Output all the data exactly. Pictures do not belong in the copy.
(DATASET CONTENT)
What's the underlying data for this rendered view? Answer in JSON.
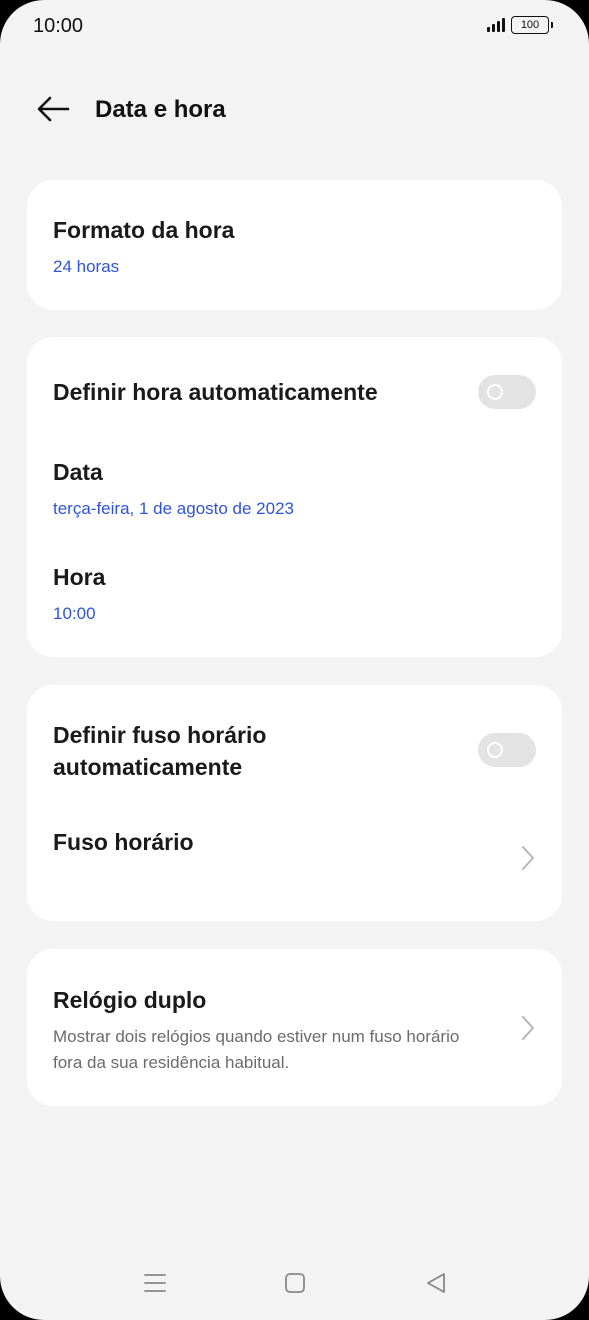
{
  "status": {
    "time": "10:00",
    "battery": "100"
  },
  "header": {
    "title": "Data e hora"
  },
  "time_format": {
    "title": "Formato da hora",
    "value": "24 horas"
  },
  "auto_time": {
    "title": "Definir hora automaticamente",
    "enabled": false
  },
  "date": {
    "title": "Data",
    "value": "terça-feira, 1 de agosto de 2023"
  },
  "time": {
    "title": "Hora",
    "value": "10:00"
  },
  "auto_timezone": {
    "title": "Definir fuso horário automaticamente",
    "enabled": false
  },
  "timezone": {
    "title": "Fuso horário"
  },
  "dual_clock": {
    "title": "Relógio duplo",
    "description": "Mostrar dois relógios quando estiver num fuso horário fora da sua residência habitual."
  },
  "colors": {
    "accent": "#2f54d6",
    "background": "#f3f3f3",
    "card": "#ffffff",
    "toggle_off": "#e3e3e3"
  },
  "icons": {
    "back": "arrow-left-icon",
    "chevron": "chevron-right-icon",
    "nav_menu": "menu-icon",
    "nav_home": "home-square-icon",
    "nav_back": "triangle-back-icon"
  }
}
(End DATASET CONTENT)
WORKED SOLUTION:
What's the underlying data for this rendered view? Answer in JSON.
{
  "status": {
    "time": "10:00",
    "battery": "100"
  },
  "header": {
    "title": "Data e hora"
  },
  "time_format": {
    "title": "Formato da hora",
    "value": "24 horas"
  },
  "auto_time": {
    "title": "Definir hora automaticamente",
    "enabled": false
  },
  "date": {
    "title": "Data",
    "value": "terça-feira, 1 de agosto de 2023"
  },
  "time": {
    "title": "Hora",
    "value": "10:00"
  },
  "auto_timezone": {
    "title": "Definir fuso horário automaticamente",
    "enabled": false
  },
  "timezone": {
    "title": "Fuso horário"
  },
  "dual_clock": {
    "title": "Relógio duplo",
    "description": "Mostrar dois relógios quando estiver num fuso horário fora da sua residência habitual."
  },
  "colors": {
    "accent": "#2f54d6",
    "background": "#f3f3f3",
    "card": "#ffffff",
    "toggle_off": "#e3e3e3"
  },
  "icons": {
    "back": "arrow-left-icon",
    "chevron": "chevron-right-icon",
    "nav_menu": "menu-icon",
    "nav_home": "home-square-icon",
    "nav_back": "triangle-back-icon"
  }
}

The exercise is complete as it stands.